the last a particularly stormy one -- Robert McClure, superintendent of the Kenmore-Town of Tonawanda School District, is expected to leave his post for a superintendent's job in a district near Albany.
McClure is scheduled to sign a five-year contract with the Shenendehowa Central School District in Clifton Park, a middle-class suburb north of Albany, at that district's School Board meeting tonight.
"Bob wasn't looking. We sought him out," said James C. Grande, Shenendehowa board president. "He does have a fine reputation, and the board really thought him a strong instructional leader."

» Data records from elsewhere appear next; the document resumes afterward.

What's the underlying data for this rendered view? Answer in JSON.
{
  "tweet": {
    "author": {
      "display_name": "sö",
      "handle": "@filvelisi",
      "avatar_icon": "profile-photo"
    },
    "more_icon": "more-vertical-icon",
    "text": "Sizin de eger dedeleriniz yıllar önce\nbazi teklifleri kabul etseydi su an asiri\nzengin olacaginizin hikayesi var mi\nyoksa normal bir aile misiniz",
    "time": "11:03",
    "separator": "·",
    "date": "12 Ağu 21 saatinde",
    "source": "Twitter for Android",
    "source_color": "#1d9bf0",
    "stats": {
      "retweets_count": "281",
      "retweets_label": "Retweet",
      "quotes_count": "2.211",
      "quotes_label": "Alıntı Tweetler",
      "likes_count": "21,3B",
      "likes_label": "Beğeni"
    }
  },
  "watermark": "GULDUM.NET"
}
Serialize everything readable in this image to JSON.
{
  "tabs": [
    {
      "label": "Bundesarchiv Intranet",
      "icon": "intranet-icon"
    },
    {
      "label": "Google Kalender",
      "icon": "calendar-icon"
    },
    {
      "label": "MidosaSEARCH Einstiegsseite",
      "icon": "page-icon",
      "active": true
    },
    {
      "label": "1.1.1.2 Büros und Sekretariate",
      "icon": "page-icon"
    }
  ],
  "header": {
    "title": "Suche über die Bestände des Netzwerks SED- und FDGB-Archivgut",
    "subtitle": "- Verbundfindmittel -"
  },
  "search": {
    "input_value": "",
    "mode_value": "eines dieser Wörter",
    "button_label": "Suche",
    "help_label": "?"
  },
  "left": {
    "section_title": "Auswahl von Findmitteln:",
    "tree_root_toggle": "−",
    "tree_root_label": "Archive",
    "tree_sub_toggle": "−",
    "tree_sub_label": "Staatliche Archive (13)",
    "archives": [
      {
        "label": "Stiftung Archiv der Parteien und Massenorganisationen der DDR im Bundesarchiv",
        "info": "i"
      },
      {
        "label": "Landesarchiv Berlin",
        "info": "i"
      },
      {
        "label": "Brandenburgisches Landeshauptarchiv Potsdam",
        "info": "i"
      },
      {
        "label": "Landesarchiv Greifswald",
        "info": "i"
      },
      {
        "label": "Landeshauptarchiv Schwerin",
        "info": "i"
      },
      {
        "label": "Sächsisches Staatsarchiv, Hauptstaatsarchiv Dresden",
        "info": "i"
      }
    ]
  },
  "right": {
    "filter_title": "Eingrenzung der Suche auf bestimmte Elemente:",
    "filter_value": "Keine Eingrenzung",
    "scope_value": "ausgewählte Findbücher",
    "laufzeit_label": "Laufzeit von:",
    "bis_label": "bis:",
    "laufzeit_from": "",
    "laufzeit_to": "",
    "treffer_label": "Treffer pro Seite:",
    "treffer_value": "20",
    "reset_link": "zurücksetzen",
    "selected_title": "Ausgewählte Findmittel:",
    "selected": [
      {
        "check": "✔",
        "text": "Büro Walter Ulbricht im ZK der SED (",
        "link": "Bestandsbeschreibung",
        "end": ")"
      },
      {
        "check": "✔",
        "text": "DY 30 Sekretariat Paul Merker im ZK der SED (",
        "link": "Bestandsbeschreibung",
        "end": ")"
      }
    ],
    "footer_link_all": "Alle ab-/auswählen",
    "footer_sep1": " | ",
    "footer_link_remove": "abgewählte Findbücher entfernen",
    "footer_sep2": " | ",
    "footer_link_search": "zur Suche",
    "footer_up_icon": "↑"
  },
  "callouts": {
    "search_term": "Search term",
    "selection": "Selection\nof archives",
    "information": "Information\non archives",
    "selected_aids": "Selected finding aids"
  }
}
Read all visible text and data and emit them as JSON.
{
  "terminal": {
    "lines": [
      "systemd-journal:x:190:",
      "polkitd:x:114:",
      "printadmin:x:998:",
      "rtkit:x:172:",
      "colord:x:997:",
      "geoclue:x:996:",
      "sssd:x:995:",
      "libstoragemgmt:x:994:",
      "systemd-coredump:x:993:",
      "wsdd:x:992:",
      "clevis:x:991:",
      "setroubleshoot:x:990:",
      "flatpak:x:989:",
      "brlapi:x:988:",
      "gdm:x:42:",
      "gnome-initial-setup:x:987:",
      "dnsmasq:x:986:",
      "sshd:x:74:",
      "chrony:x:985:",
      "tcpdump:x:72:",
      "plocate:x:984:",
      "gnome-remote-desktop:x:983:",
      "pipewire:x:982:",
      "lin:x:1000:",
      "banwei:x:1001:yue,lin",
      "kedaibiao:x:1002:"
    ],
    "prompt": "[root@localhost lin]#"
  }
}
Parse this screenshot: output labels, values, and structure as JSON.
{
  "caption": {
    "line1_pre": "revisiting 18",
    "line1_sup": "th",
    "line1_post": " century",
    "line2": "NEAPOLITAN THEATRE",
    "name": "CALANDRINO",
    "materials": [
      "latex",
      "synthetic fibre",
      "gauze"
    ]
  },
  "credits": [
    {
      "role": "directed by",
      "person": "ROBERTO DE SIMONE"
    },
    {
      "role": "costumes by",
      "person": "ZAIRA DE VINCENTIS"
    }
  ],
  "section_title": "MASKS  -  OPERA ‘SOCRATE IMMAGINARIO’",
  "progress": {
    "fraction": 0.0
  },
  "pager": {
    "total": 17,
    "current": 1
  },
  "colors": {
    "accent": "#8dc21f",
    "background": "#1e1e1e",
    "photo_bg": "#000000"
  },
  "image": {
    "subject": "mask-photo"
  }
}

McClure could not be reached to comment, but he is scheduled to start his new job Jan. 5.
McClure, whose salary had recently been raised to $119,616, apparently left some board members in the dark about his intention to leave.
Trustee Anne Evans, the board's vice president, said she learned of his plans Wednesday from a reporter for the Saratogian, a newspaper based in Saratoga Springs.
Dan Wiles, the board's newest member, said today he was also surprised.
"It kind of leaves us short," said Wiles. "I guess he's looking for Shangri-La."
That's not a description many would apply to Ken-Ton lately.
Buffeted by revelations about large sums some board trustees spent in recent years for conference travel, parties at expensive restaurants and other celebrations, voters earlier this year ousted a long-time incumbent and nearly defeated the school budget as well.
The controversies also gave rise to a new taxpayer-watchdog group that has been critical of the district's spending habits and educational practices.
His departure also comes at an awkward time for Ken-Ton, Erie County's second-largest suburban school district with 9,000 students and similar in size to Shenendehowa. Ken-Ton recently lost Fred Morton, its assistant superintendent for curriculum, instruction and learning, to a job in Virginia.
His replacement, Sylvia S. Sulowski, started this month. The trustees also have a busy year ahead of them, having recently agreed to delve into such sensitive topics as offering full-day kindergarten and expanding bus service.
"Now we'll have to start looking for a new superintendent, too," said Mrs. Evans.